▶ _Supplied entries_
────────────────

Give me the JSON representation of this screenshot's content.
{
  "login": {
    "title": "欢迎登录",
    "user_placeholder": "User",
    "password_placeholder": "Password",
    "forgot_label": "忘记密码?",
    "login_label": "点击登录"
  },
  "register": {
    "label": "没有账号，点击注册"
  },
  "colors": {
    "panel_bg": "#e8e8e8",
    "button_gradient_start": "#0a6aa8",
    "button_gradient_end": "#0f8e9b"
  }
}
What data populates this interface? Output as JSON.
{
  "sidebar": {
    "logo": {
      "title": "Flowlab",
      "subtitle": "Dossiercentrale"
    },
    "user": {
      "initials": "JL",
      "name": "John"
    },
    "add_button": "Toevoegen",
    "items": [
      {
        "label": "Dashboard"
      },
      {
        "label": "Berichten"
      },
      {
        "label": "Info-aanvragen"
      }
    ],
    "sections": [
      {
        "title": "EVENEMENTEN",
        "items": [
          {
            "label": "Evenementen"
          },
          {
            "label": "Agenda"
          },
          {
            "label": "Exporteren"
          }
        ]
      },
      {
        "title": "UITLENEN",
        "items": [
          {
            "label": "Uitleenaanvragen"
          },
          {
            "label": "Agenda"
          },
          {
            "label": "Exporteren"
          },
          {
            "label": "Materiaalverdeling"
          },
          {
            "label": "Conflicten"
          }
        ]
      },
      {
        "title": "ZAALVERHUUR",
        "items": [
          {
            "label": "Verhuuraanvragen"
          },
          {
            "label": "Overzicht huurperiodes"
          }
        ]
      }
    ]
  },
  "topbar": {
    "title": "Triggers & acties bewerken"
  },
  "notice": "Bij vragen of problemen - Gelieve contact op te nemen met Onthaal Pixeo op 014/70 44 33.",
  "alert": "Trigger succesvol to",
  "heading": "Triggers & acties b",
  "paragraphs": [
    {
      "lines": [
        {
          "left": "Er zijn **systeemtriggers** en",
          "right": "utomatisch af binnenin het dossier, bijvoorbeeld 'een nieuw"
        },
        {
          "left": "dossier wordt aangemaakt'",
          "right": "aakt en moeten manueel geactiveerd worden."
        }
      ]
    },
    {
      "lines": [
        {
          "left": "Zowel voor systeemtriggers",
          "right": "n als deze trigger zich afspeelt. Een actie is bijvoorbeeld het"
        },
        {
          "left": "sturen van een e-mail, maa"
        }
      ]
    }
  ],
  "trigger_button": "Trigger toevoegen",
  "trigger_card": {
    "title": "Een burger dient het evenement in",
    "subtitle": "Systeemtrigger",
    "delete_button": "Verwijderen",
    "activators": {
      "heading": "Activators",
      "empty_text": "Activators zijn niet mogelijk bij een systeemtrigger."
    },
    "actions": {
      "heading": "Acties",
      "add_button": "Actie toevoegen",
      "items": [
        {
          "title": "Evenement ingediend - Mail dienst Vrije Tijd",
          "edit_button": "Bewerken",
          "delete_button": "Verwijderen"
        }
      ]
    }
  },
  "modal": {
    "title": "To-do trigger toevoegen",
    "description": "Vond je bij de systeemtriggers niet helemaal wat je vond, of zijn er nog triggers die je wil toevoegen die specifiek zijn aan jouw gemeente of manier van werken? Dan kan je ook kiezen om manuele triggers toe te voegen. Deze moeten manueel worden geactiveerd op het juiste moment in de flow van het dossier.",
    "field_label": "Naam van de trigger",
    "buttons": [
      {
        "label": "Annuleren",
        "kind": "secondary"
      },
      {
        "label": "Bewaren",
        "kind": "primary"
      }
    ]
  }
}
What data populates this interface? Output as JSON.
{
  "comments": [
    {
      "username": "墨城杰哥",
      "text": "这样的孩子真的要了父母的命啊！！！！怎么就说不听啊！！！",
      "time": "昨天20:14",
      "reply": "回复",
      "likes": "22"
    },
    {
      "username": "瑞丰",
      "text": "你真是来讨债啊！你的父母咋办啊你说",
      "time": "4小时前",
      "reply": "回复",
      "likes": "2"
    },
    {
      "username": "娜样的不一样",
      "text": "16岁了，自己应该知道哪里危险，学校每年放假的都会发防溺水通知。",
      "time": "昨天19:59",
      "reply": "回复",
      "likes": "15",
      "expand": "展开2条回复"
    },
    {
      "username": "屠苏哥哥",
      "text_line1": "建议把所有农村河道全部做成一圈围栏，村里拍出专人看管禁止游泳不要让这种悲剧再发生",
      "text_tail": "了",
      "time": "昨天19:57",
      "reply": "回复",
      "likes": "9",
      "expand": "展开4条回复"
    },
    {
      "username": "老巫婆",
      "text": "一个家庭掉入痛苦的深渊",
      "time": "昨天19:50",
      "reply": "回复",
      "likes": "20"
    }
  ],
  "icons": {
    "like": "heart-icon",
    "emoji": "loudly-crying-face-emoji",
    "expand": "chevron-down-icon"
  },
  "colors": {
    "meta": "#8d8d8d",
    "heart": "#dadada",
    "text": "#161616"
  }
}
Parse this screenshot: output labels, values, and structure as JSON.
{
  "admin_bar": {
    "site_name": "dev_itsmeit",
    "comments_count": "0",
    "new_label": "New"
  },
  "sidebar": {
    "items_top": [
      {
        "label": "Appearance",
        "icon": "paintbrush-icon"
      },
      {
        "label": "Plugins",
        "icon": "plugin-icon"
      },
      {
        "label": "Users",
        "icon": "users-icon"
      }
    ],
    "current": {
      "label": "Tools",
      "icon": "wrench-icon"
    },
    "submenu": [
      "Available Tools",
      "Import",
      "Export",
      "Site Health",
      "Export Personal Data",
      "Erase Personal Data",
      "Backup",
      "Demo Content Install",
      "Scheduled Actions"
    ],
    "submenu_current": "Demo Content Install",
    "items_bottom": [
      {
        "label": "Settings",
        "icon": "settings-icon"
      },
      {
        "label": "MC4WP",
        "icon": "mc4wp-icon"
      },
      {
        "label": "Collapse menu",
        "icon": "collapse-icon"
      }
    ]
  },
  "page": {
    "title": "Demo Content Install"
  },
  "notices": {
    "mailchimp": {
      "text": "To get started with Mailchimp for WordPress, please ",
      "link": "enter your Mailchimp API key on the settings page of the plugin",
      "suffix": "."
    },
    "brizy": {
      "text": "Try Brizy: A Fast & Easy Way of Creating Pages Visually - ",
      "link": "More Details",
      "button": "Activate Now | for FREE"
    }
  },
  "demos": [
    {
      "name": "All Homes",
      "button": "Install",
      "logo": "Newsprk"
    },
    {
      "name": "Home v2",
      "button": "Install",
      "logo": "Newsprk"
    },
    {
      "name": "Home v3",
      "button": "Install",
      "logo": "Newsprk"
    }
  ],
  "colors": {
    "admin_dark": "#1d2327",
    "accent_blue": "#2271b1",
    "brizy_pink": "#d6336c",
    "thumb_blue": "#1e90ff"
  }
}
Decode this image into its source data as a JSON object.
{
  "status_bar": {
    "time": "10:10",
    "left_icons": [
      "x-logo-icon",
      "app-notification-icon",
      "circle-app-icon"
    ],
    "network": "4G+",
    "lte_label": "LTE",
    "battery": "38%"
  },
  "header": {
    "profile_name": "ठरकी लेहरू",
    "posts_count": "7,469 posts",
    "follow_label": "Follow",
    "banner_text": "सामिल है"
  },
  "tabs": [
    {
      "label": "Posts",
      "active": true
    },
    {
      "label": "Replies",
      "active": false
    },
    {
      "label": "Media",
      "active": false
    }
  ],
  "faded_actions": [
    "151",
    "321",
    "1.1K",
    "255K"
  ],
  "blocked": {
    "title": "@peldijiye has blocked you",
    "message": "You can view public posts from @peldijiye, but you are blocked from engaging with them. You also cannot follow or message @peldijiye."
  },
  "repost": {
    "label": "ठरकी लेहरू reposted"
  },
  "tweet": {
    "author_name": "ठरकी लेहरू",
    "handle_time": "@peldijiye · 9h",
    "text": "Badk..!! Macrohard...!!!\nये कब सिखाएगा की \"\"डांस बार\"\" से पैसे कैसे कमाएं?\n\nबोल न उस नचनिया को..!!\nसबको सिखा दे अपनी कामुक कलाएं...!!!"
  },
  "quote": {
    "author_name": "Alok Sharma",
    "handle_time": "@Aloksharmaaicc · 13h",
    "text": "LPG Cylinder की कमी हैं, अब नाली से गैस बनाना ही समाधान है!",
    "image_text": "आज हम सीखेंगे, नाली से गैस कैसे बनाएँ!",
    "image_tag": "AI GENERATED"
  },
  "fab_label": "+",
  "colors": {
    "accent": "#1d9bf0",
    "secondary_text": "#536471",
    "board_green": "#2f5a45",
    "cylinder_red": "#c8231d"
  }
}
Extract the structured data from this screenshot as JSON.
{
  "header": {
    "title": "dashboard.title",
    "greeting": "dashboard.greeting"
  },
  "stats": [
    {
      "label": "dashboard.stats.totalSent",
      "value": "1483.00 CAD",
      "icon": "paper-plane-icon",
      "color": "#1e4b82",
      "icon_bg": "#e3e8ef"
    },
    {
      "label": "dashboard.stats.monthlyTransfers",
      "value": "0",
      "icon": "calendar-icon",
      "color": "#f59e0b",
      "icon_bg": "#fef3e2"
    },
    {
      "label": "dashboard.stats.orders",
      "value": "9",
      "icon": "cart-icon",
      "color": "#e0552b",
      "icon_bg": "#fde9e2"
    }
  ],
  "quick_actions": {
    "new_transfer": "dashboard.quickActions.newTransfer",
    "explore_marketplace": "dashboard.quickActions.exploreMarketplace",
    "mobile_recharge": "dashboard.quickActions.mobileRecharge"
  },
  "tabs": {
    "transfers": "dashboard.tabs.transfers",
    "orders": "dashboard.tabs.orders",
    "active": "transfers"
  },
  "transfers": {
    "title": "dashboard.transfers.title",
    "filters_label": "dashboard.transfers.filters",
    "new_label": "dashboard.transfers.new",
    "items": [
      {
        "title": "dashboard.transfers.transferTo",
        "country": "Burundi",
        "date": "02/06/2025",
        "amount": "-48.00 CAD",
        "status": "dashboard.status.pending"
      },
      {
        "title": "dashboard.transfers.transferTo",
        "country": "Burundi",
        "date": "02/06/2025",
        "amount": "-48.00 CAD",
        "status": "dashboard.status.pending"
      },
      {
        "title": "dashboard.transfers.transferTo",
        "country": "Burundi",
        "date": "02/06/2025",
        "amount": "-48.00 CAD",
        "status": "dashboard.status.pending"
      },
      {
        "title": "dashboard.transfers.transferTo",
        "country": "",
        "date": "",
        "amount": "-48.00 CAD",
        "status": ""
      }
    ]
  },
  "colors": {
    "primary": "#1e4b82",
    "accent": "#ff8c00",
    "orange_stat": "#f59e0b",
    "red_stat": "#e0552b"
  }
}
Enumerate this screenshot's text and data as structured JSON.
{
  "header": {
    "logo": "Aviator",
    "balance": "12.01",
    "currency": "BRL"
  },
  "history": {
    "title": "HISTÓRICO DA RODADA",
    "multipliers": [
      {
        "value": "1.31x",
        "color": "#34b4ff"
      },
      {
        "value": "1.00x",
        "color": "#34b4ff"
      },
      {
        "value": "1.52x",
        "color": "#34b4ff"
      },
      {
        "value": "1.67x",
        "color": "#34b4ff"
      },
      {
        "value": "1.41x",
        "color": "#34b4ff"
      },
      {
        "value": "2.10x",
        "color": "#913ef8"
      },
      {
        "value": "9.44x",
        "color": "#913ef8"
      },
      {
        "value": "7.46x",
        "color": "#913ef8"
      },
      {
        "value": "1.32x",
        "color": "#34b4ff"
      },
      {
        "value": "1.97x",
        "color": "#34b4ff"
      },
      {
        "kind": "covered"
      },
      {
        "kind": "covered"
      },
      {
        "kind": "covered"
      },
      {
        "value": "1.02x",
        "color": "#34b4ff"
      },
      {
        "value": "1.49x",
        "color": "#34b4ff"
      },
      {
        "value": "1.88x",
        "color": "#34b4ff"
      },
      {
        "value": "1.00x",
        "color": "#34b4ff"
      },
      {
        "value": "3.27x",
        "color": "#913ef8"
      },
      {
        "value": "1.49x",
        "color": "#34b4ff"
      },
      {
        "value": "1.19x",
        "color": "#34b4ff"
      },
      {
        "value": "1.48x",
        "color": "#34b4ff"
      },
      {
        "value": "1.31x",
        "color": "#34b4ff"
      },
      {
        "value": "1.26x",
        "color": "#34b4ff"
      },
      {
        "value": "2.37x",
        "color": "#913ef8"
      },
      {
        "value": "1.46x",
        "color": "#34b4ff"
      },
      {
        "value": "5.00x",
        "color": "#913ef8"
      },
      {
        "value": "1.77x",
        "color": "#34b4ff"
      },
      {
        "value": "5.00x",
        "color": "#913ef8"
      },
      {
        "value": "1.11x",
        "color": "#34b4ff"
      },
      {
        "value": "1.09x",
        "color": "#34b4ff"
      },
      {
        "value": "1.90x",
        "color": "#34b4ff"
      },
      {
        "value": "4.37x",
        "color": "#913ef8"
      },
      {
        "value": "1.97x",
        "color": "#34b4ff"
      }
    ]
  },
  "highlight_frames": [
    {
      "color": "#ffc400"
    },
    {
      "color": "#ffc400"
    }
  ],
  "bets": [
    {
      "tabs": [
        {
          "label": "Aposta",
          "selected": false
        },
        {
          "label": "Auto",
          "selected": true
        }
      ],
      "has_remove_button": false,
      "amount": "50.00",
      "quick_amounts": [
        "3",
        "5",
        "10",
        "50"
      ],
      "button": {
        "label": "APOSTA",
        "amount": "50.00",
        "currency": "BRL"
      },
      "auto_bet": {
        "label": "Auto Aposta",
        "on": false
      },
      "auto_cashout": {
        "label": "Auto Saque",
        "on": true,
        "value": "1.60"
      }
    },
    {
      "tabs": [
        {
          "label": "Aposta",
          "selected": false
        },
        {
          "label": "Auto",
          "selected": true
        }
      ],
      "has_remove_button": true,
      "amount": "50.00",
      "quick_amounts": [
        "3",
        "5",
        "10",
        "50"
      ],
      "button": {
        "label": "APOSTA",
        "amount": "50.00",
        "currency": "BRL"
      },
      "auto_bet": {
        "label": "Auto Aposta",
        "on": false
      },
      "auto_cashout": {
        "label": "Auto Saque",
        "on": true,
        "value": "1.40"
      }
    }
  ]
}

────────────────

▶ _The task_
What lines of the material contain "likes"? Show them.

▶ _Task response_
      "likes": "22"
      "likes": "2"
      "likes": "15",
      "likes": "9",
      "likes": "20"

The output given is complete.